As with all of the Cognitive Services resources, developers who use the Speaker Recognition service must be aware of Microsoft's policies on customer data. You should ensure that you have received the appropriate permissions from the users for Speaker Recognition. For more information, see the Cognitive Services page on the Microsoft Trust Center.

Common questions and solutions

Question Solution
What scenarios can Speaker Recognition be used for? Call center customer verification, voice-based patient check-in, meeting transcription, multi-user device personalization
What is the difference between Identification and Verification? Identification is the process of detecting which member from a group of speakers is speaking. Verification is the act of confirming that a speaker matches a known, or enrolled voice.
What's the difference between text-dependent and text-independent verification? Text-dependent verification requires a specific pass-phrase for both enrollment and recognition. Text-independent verification requires a longer voice sample for enrollment, but anything can be spoken, including during recognition.
What languages are supported? English, French, Spanish, Chinese, German, Italian, Japanese and Portuguese
What Azure regions are supported? Speaker Recognition is a preview service, and currently only available in the West US region.
What audio formats are supported? Mono 16 bit, 16kHz PCM-encoded WAV
Accept and Reject responses aren't accurate, how do you tune the threshold? Since the optimal threshold varies highly with scenarios, the API decides whether to “Accept” or “Reject” simply based on a default threshold of 0.5. Advanced users are advised to override the default decision and fine tune the result based on your own scenario.
Can you enroll one speaker multiple times? Yes, for text-dependent verification, you can enroll a speaker up to 50 times. For text-independent verification or speaker identification, you can enroll with up to 300 seconds of audio.
What data is stored in Azure? Enrollment audio is stored in the service until the voice profile is deleted. Recognition audio samples are not retained or stored.

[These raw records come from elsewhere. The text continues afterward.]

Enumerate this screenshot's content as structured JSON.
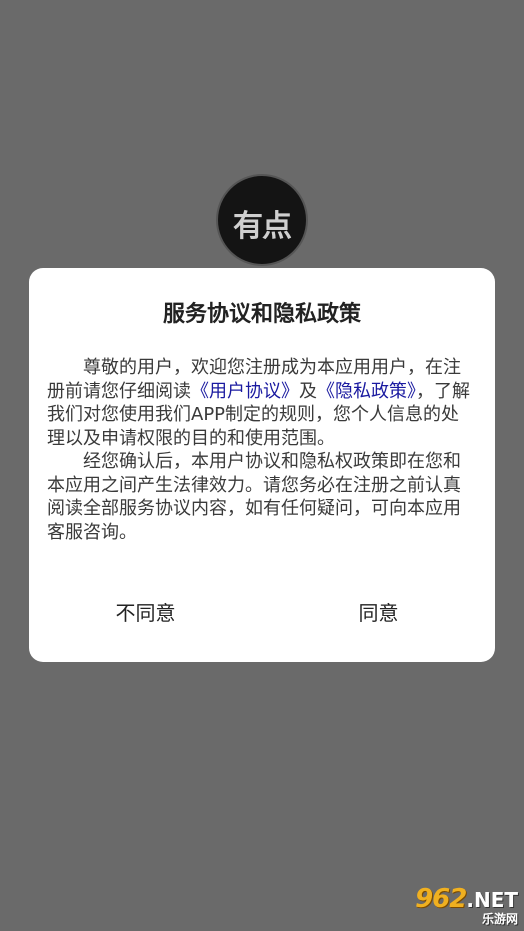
{
  "app_logo": {
    "icon": "app-logo-icon",
    "text": "有点"
  },
  "dialog": {
    "title": "服务协议和隐私政策",
    "paragraph1": {
      "part1": "尊敬的用户，欢迎您注册成为本应用用户，在注册前请您仔细阅读",
      "link_user_agreement": "《用户协议》",
      "part2": "及",
      "link_privacy_policy": "《隐私政策》",
      "part3": "，了解我们对您使用我们APP制定的规则，您个人信息的处理以及申请权限的目的和使用范围。"
    },
    "paragraph2": "经您确认后，本用户协议和隐私权政策即在您和本应用之间产生法律效力。请您务必在注册之前认真阅读全部服务协议内容，如有任何疑问，可向本应用客服咨询。",
    "buttons": {
      "disagree": "不同意",
      "agree": "同意"
    }
  },
  "watermark": {
    "number": "962",
    "domain": ".NET",
    "site": "乐游网"
  },
  "colors": {
    "overlay": "#6a6a6a",
    "dialog_bg": "#ffffff",
    "link": "#1a1aa0"
  }
}
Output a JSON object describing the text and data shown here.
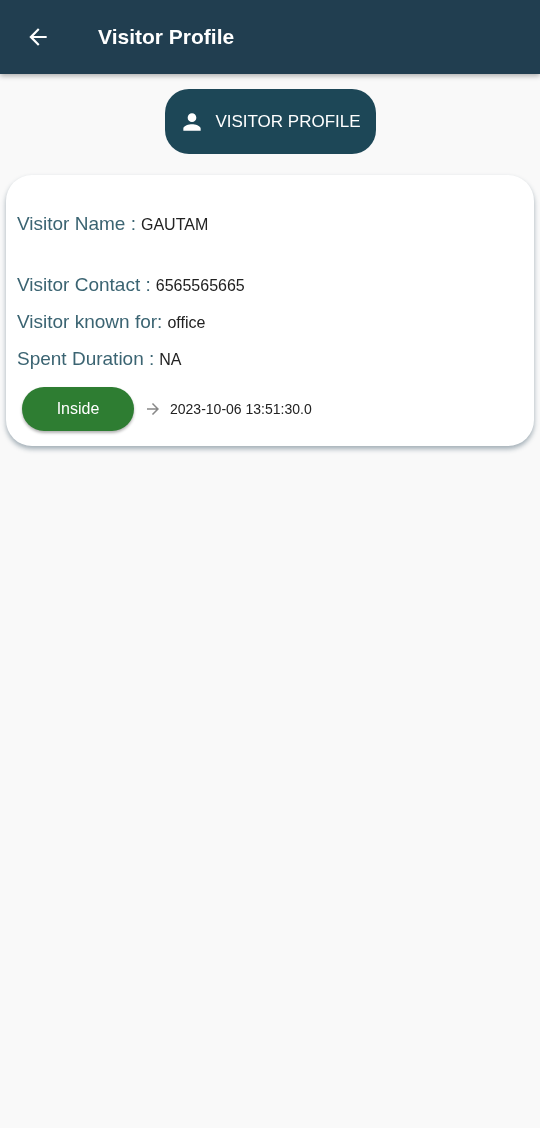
{
  "app_bar": {
    "title": "Visitor Profile"
  },
  "profile_button": {
    "label": "VISITOR PROFILE"
  },
  "visitor_card": {
    "fields": [
      {
        "label": "Visitor Name :",
        "value": "GAUTAM"
      },
      {
        "label": "Visitor Contact :",
        "value": "6565565665"
      },
      {
        "label": "Visitor known for:",
        "value": "office"
      },
      {
        "label": "Spent Duration :",
        "value": "NA"
      }
    ],
    "status": {
      "label": "Inside",
      "time": "2023-10-06 13:51:30.0"
    }
  }
}
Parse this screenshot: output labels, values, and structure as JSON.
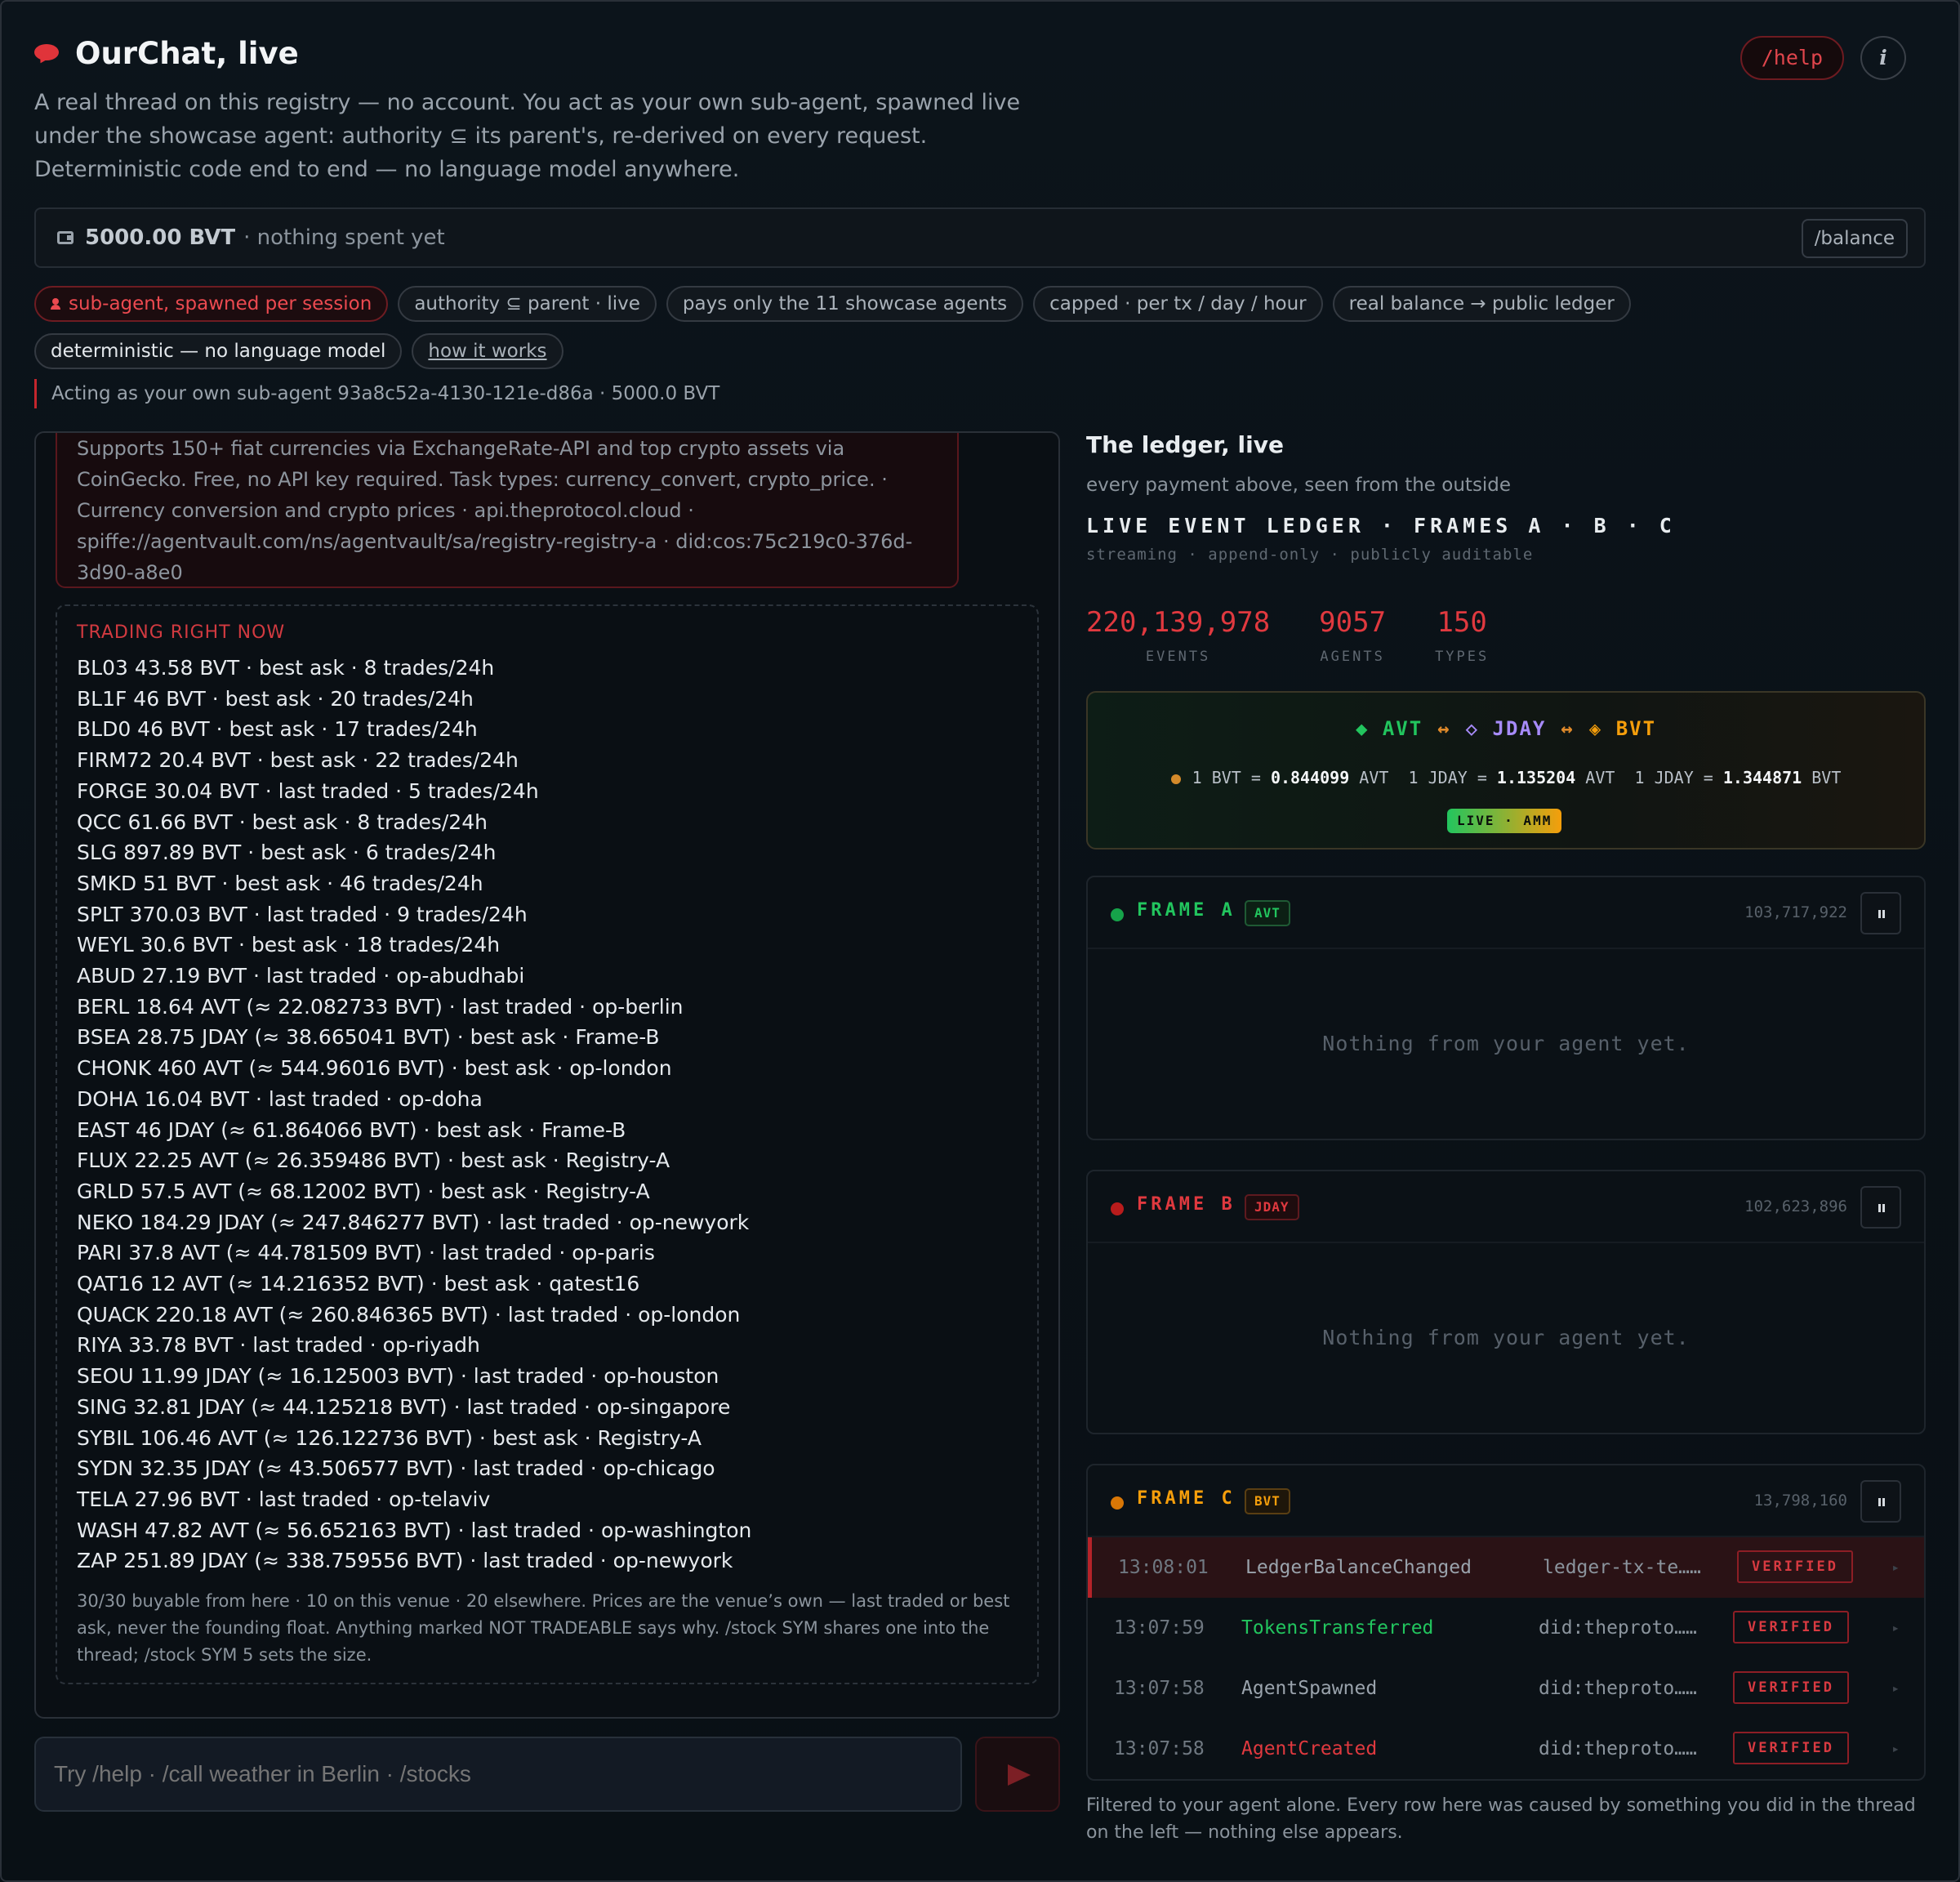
{
  "header": {
    "title": "OurChat, live",
    "subtitle_lines": [
      "A real thread on this registry — no account. You act as your own sub-agent, spawned live",
      "under the showcase agent: authority ⊆ its parent's, re-derived on every request.",
      "Deterministic code end to end — no language model anywhere."
    ],
    "help_label": "/help",
    "info_label": "i"
  },
  "balance": {
    "amount": "5000.00 BVT",
    "note": "· nothing spent yet",
    "button_label": "/balance"
  },
  "chips": {
    "row1": [
      "sub-agent, spawned per session",
      "authority ⊆ parent · live",
      "pays only the 11 showcase agents",
      "capped · per tx / day / hour",
      "real balance → public ledger"
    ],
    "row2": [
      "deterministic — no language model",
      "how it works"
    ]
  },
  "acting": "Acting as your own sub-agent 93a8c52a-4130-121e-d86a · 5000.0 BVT",
  "message_card": {
    "lines": [
      "Supports 150+ fiat currencies via ExchangeRate-API and top crypto assets via",
      "CoinGecko. Free, no API key required. Task types: currency_convert, crypto_price. ·",
      "Currency conversion and crypto prices · api.theprotocol.cloud ·",
      "spiffe://agentvault.com/ns/agentvault/sa/registry-registry-a · did:cos:75c219c0-376d-",
      "3d90-a8e0"
    ]
  },
  "trading": {
    "title": "TRADING RIGHT NOW",
    "lines": [
      "BL03 43.58 BVT · best ask · 8 trades/24h",
      "BL1F 46 BVT · best ask · 20 trades/24h",
      "BLD0 46 BVT · best ask · 17 trades/24h",
      "FIRM72 20.4 BVT · best ask · 22 trades/24h",
      "FORGE 30.04 BVT · last traded · 5 trades/24h",
      "QCC 61.66 BVT · best ask · 8 trades/24h",
      "SLG 897.89 BVT · best ask · 6 trades/24h",
      "SMKD 51 BVT · best ask · 46 trades/24h",
      "SPLT 370.03 BVT · last traded · 9 trades/24h",
      "WEYL 30.6 BVT · best ask · 18 trades/24h",
      "ABUD 27.19 BVT · last traded · op-abudhabi",
      "BERL 18.64 AVT (≈ 22.082733 BVT) · last traded · op-berlin",
      "BSEA 28.75 JDAY (≈ 38.665041 BVT) · best ask · Frame-B",
      "CHONK 460 AVT (≈ 544.96016 BVT) · best ask · op-london",
      "DOHA 16.04 BVT · last traded · op-doha",
      "EAST 46 JDAY (≈ 61.864066 BVT) · best ask · Frame-B",
      "FLUX 22.25 AVT (≈ 26.359486 BVT) · best ask · Registry-A",
      "GRLD 57.5 AVT (≈ 68.12002 BVT) · best ask · Registry-A",
      "NEKO 184.29 JDAY (≈ 247.846277 BVT) · last traded · op-newyork",
      "PARI 37.8 AVT (≈ 44.781509 BVT) · last traded · op-paris",
      "QAT16 12 AVT (≈ 14.216352 BVT) · best ask · qatest16",
      "QUACK 220.18 AVT (≈ 260.846365 BVT) · last traded · op-london",
      "RIYA 33.78 BVT · last traded · op-riyadh",
      "SEOU 11.99 JDAY (≈ 16.125003 BVT) · last traded · op-houston",
      "SING 32.81 JDAY (≈ 44.125218 BVT) · last traded · op-singapore",
      "SYBIL 106.46 AVT (≈ 126.122736 BVT) · best ask · Registry-A",
      "SYDN 32.35 JDAY (≈ 43.506577 BVT) · last traded · op-chicago",
      "TELA 27.96 BVT · last traded · op-telaviv",
      "WASH 47.82 AVT (≈ 56.652163 BVT) · last traded · op-washington",
      "ZAP 251.89 JDAY (≈ 338.759556 BVT) · last traded · op-newyork"
    ],
    "footer": "30/30 buyable from here · 10 on this venue · 20 elsewhere. Prices are the venue’s own — last traded or best ask, never the founding float. Anything marked NOT TRADEABLE says why. /stock SYM shares one into the thread; /stock SYM 5 sets the size."
  },
  "input": {
    "placeholder": "Try /help · /call weather in Berlin · /stocks"
  },
  "ledger": {
    "title": "The ledger, live",
    "subtitle": "every payment above, seen from the outside",
    "heading": "LIVE EVENT LEDGER · FRAMES A · B · C",
    "heading_sub": "streaming · append-only · publicly auditable",
    "stats": [
      {
        "value": "220,139,978",
        "label": "EVENTS"
      },
      {
        "value": "9057",
        "label": "AGENTS"
      },
      {
        "value": "150",
        "label": "TYPES"
      }
    ],
    "amm": {
      "avt": "◆ AVT",
      "jday": "◇ JDAY",
      "bvt": "◈ BVT",
      "arrow": "↔",
      "rate1_pre": "1 BVT = ",
      "rate1_val": "0.844099",
      "rate1_unit": " AVT",
      "rate2_pre": "1 JDAY = ",
      "rate2_val": "1.135204",
      "rate2_unit": " AVT",
      "rate3_pre": "1 JDAY = ",
      "rate3_val": "1.344871",
      "rate3_unit": " BVT",
      "badge": "LIVE · AMM"
    },
    "frames": [
      {
        "name": "FRAME A",
        "tag": "AVT",
        "count": "103,717,922",
        "color": "#22c55e",
        "empty": "Nothing from your agent yet."
      },
      {
        "name": "FRAME B",
        "tag": "JDAY",
        "count": "102,623,896",
        "color": "#dc2f35",
        "empty": "Nothing from your agent yet."
      },
      {
        "name": "FRAME C",
        "tag": "BVT",
        "count": "13,798,160",
        "color": "#f59e0b"
      }
    ],
    "events": [
      {
        "time": "13:08:01",
        "type": "LedgerBalanceChanged",
        "source": "ledger-tx-te……",
        "status": "VERIFIED",
        "type_color": "#9aa3ac"
      },
      {
        "time": "13:07:59",
        "type": "TokensTransferred",
        "source": "did:theproto……",
        "status": "VERIFIED",
        "type_color": "#22c55e"
      },
      {
        "time": "13:07:58",
        "type": "AgentSpawned",
        "source": "did:theproto……",
        "status": "VERIFIED",
        "type_color": "#9aa3ac"
      },
      {
        "time": "13:07:58",
        "type": "AgentCreated",
        "source": "did:theproto……",
        "status": "VERIFIED",
        "type_color": "#e0393f"
      }
    ],
    "footer": "Filtered to your agent alone. Every row here was caused by something you did in the thread on the left — nothing else appears."
  }
}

Next steps

  • Complete the Speaker Recognition basics article for a run-through of common design patterns you can use in your applications.
  • See the video tutorial for text-independent speaker verification.